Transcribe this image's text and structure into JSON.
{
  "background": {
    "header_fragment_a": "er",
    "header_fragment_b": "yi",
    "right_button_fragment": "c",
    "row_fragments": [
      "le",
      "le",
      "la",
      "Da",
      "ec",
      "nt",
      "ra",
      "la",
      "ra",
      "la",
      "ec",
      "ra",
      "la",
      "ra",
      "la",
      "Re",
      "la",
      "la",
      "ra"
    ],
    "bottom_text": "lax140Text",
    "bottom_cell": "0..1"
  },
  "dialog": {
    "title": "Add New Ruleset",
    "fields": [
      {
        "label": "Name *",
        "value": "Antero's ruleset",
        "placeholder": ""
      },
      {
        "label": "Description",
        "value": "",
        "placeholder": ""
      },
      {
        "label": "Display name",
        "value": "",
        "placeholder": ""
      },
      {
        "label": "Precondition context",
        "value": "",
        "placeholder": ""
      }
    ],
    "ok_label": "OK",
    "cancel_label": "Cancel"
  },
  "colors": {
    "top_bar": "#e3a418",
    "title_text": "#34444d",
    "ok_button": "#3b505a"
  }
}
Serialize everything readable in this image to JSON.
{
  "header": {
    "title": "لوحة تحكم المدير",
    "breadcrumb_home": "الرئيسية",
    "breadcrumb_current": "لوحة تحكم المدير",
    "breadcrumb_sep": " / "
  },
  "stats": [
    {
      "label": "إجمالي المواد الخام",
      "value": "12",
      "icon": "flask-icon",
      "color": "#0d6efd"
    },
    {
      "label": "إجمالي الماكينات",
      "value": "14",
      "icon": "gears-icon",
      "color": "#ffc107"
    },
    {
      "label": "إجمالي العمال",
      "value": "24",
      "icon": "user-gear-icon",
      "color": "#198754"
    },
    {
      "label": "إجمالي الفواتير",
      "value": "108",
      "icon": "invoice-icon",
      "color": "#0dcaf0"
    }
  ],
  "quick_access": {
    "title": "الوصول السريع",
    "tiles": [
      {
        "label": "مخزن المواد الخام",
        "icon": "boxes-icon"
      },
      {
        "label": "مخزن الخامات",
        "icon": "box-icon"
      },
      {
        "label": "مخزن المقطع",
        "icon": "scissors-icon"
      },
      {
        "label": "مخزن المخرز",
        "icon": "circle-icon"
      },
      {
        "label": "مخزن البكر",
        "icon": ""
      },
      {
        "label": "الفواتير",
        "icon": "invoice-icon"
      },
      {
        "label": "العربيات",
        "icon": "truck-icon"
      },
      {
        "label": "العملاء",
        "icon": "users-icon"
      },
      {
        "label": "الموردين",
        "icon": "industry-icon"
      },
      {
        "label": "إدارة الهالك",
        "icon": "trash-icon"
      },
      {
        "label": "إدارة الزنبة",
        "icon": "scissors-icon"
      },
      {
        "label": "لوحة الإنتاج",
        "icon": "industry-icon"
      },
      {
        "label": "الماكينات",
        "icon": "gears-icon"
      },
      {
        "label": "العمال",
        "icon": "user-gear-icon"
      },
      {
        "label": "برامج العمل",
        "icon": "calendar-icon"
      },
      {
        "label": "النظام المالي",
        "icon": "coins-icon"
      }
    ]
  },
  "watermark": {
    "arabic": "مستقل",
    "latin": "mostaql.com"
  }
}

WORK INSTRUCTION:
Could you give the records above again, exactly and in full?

RESPONSE BOX:
Transcribe this image's text and structure into JSON.
{
  "background": {
    "header_fragment_a": "er",
    "header_fragment_b": "yi",
    "right_button_fragment": "c",
    "row_fragments": [
      "le",
      "le",
      "la",
      "Da",
      "ec",
      "nt",
      "ra",
      "la",
      "ra",
      "la",
      "ec",
      "ra",
      "la",
      "ra",
      "la",
      "Re",
      "la",
      "la",
      "ra"
    ],
    "bottom_text": "lax140Text",
    "bottom_cell": "0..1"
  },
  "dialog": {
    "title": "Add New Ruleset",
    "fields": [
      {
        "label": "Name *",
        "value": "Antero's ruleset",
        "placeholder": ""
      },
      {
        "label": "Description",
        "value": "",
        "placeholder": ""
      },
      {
        "label": "Display name",
        "value": "",
        "placeholder": ""
      },
      {
        "label": "Precondition context",
        "value": "",
        "placeholder": ""
      }
    ],
    "ok_label": "OK",
    "cancel_label": "Cancel"
  },
  "colors": {
    "top_bar": "#e3a418",
    "title_text": "#34444d",
    "ok_button": "#3b505a"
  }
}
Serialize everything readable in this image to JSON.
{
  "header": {
    "title": "لوحة تحكم المدير",
    "breadcrumb_home": "الرئيسية",
    "breadcrumb_current": "لوحة تحكم المدير",
    "breadcrumb_sep": " / "
  },
  "stats": [
    {
      "label": "إجمالي المواد الخام",
      "value": "12",
      "icon": "flask-icon",
      "color": "#0d6efd"
    },
    {
      "label": "إجمالي الماكينات",
      "value": "14",
      "icon": "gears-icon",
      "color": "#ffc107"
    },
    {
      "label": "إجمالي العمال",
      "value": "24",
      "icon": "user-gear-icon",
      "color": "#198754"
    },
    {
      "label": "إجمالي الفواتير",
      "value": "108",
      "icon": "invoice-icon",
      "color": "#0dcaf0"
    }
  ],
  "quick_access": {
    "title": "الوصول السريع",
    "tiles": [
      {
        "label": "مخزن المواد الخام",
        "icon": "boxes-icon"
      },
      {
        "label": "مخزن الخامات",
        "icon": "box-icon"
      },
      {
        "label": "مخزن المقطع",
        "icon": "scissors-icon"
      },
      {
        "label": "مخزن المخرز",
        "icon": "circle-icon"
      },
      {
        "label": "مخزن البكر",
        "icon": ""
      },
      {
        "label": "الفواتير",
        "icon": "invoice-icon"
      },
      {
        "label": "العربيات",
        "icon": "truck-icon"
      },
      {
        "label": "العملاء",
        "icon": "users-icon"
      },
      {
        "label": "الموردين",
        "icon": "industry-icon"
      },
      {
        "label": "إدارة الهالك",
        "icon": "trash-icon"
      },
      {
        "label": "إدارة الزنبة",
        "icon": "scissors-icon"
      },
      {
        "label": "لوحة الإنتاج",
        "icon": "industry-icon"
      },
      {
        "label": "الماكينات",
        "icon": "gears-icon"
      },
      {
        "label": "العمال",
        "icon": "user-gear-icon"
      },
      {
        "label": "برامج العمل",
        "icon": "calendar-icon"
      },
      {
        "label": "النظام المالي",
        "icon": "coins-icon"
      }
    ]
  },
  "watermark": {
    "arabic": "مستقل",
    "latin": "mostaql.com"
  }
}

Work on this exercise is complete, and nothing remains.